Executing the plan
Next comes match day, when the plan needs to be executed. Because of the preparation, everyone knows what is expected of them and when.
Firstly, the manager needs to ensure that the penalty takers are on the pitch when the extra-time whistle is blown, so must manage his substitutions carefully.
Then there’s the actual shootout. Decisions have to be made as to who goes first and which goal to use, after which the team gathers on the halfway line. There is a long walk for the penalty taker from the halfway line to the penalty spot, and all the while the tension is mounting.
Similarly, there is a long walk for the goalkeeper from the side of the goal to the centre of the goal. Both will be trying to psyche each other out, and one goalkeeper will be at the opposition end, so the fans will be trying to disrupt him. Again, it comes back to mindset.
The penalty taker will place the ball on the spot, take his set number of paces backwards and get himself ready to take the kick. Just like he practised. The goalkeeper will stand at the centre of the goal and will try to make himself as large as possible, often jumping up and down waving his arms.

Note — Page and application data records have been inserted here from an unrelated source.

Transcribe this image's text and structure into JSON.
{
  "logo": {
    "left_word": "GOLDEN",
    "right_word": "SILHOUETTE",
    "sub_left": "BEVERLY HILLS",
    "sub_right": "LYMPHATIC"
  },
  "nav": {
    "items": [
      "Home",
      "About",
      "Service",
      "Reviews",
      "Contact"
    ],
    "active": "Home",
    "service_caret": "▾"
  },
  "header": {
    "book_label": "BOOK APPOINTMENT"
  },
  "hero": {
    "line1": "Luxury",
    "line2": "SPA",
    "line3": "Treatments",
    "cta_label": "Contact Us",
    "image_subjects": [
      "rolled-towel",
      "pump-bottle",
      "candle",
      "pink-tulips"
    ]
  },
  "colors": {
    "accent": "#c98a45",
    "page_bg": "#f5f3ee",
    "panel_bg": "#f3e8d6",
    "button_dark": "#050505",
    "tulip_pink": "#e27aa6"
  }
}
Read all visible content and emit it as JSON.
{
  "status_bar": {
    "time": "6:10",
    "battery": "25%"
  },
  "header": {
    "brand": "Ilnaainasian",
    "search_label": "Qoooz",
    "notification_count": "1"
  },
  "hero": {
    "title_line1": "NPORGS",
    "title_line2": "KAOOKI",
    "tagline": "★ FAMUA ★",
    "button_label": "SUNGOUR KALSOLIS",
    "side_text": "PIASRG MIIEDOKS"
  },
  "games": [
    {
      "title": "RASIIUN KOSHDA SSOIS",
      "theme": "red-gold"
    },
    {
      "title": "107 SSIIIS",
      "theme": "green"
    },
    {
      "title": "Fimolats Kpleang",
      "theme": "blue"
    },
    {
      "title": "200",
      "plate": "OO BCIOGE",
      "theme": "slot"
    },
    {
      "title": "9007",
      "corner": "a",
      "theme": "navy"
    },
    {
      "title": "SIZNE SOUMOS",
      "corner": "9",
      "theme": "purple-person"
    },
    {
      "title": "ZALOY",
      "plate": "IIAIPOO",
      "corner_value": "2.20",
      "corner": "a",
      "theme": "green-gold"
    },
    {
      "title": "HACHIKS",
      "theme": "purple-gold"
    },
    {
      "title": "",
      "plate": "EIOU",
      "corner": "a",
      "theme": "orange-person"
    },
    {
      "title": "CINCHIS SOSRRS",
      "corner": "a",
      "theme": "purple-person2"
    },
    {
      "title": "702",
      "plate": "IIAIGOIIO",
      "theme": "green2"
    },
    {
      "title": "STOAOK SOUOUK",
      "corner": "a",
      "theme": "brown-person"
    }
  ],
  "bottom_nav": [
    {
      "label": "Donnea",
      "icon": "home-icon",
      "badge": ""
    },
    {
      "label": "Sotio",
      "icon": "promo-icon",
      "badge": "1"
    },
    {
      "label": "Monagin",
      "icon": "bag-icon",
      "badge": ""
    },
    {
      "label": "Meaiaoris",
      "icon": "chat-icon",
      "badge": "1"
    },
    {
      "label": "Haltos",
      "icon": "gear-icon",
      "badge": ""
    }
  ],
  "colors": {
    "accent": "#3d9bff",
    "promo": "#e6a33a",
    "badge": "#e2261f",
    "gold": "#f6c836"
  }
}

The referee will check both players are ready and blow his whistle. Once the whistle is blown and the penalty taker starts his run up, the goalkeeper knows he’s only got a 15-20% success rate, but his prior planning and revision will guide him as to which way he will dive. The penalty taker will hit the ball, which will travel at 80 miles an hour towards the goal.
There are five penalties before it goes into sudden death, so for the goalkeeper, this process must be repeated. That means staying focused and sticking to the plan.
And then there’s luck. But as they say, you make your own luck.
Own your business process
So, there was a lot more to that penalty shootout than meets the eye.
Statistically, Jordan Pickford had little chance of saving that penalty. But he did, because he (like the rest of the England team) prepared, withstood the pressure, and executed his game plan. In other words, he owned the process.
This tactic isn’t just reserved for our football heroes. It can also be applied to businesses. If you own a business, ask yourself – do you own the process? Does everybody within your team know what is expected? Do you have a game plan? Can everyone visualise the direction that your business is moving in to achieve your business goals?
If you need help with your game plan or need to visualise your business processes, then please contact us.